Some historians believe the compromise did more to divide the factions over the next decade than bring them together.
According to “The History of Catoosa County” by William H.H. “Bill” Clark, many of Catoosa’s early white settlers were families just passing through on their way westward. Those who stayed were mostly farmers.
The arrival of the Western & Atlantic railroad in Ringgold in 1849 turned the quiet village, which had formed in 1847, into a boomtown complete with saloons, distilleries, stores and mills, according to Clark. The town quickly grew to about 1,500 residents.
A member of the Head family provided an oral history of the area that the Catoosa County Record printed in the late 19th century. A Civil War veteran, John Dawling, saved the clippings in a scrapbook, which Earle McDaniels borrowed in the 1920s, copied and later passed on to Clark.
In his account, Head recognized the purchase of Catoosa Springs — an antebellum resort operated by a Mr. Hickman, Mr. Battey and Dr. McDonald — from William Murray, as the turning point for the formation of the new county.
“Hickman and Battey were grocer merchants at Augusta and Dr. McDonald lived at Macon,” Head said. “It was their influence in Middle and South Georgia that secured the passage of the act making Catoosa County.”
This action helped influence the naming of the county after the resort.
On Dec. 5, 1853, Georgia lawmakers carved Catoosa County from Whitfield and Walker counties.
Ringgold saw tremendous economic growth in 1853, with several new stores opening.

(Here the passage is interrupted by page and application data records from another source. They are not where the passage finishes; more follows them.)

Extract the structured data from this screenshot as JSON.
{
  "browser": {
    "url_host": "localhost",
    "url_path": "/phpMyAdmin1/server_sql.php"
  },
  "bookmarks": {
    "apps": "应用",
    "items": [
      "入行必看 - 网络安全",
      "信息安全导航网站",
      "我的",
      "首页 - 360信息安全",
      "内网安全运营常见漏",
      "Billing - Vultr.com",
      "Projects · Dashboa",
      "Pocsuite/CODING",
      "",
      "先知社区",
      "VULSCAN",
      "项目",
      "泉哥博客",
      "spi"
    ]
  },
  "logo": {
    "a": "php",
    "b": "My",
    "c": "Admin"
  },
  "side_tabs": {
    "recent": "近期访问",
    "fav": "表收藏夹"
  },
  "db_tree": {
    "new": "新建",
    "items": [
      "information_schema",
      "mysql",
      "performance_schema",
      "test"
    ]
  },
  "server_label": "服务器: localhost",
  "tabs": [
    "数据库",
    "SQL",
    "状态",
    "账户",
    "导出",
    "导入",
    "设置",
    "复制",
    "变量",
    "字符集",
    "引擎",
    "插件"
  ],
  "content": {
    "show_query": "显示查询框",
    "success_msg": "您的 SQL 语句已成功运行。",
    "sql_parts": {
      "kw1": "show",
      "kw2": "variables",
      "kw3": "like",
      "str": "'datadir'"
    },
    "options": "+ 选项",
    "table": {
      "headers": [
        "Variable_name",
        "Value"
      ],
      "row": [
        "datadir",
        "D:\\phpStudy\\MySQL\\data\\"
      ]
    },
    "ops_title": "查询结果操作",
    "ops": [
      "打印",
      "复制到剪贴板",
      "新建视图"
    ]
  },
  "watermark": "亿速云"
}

Among them was a brick storehouse owned by William L. Whitman and Joseph Whitsitt, built on the corner of Nashville and Tennessee streets — the present location of Price Ringgold Drugs.
A Short Epidemic
The county’s inaugural year also brought devastating disease to its residents.
According to Head’s oral history, Dr. Andrew Patterson, who owned a large medical practice in Ringgold, had his hands full dealing with Catoosa’s cholera epidemic of 1853. Cholera, a severe and painful, infectious disease that if untreated can cause death, broke out in Knoxville, Tenn. and Chattanooga, Tenn. before making its way here.
Head writes that Buck Williamson, a carpenter, was roofing the Triplett family’s house on the grounds where the Methodist Church (Ringgold Wedding Chapel) now stands, when he began to feel ill. Williamson climbed off the house, laid on a workbench and was dead about two hours later from the disease. Catoosa saw several more cases.
“Thomas Dickson was stricken at the supper table. … He was the only person in Ringgold that recovered from an attack of cholera,” Head wrote.
Cholera claimed seven more Catoosa victims over the next 15 days and then the disease faded.
Throughout the 1850s, Catoosa County and Ringgold grew by leaps and bounds as citizens labored to forge a living from soil and trade.
On the horizon of the county’s second decade, many of its green pastures would be stained red from the strife to come between the Blue and the Gray.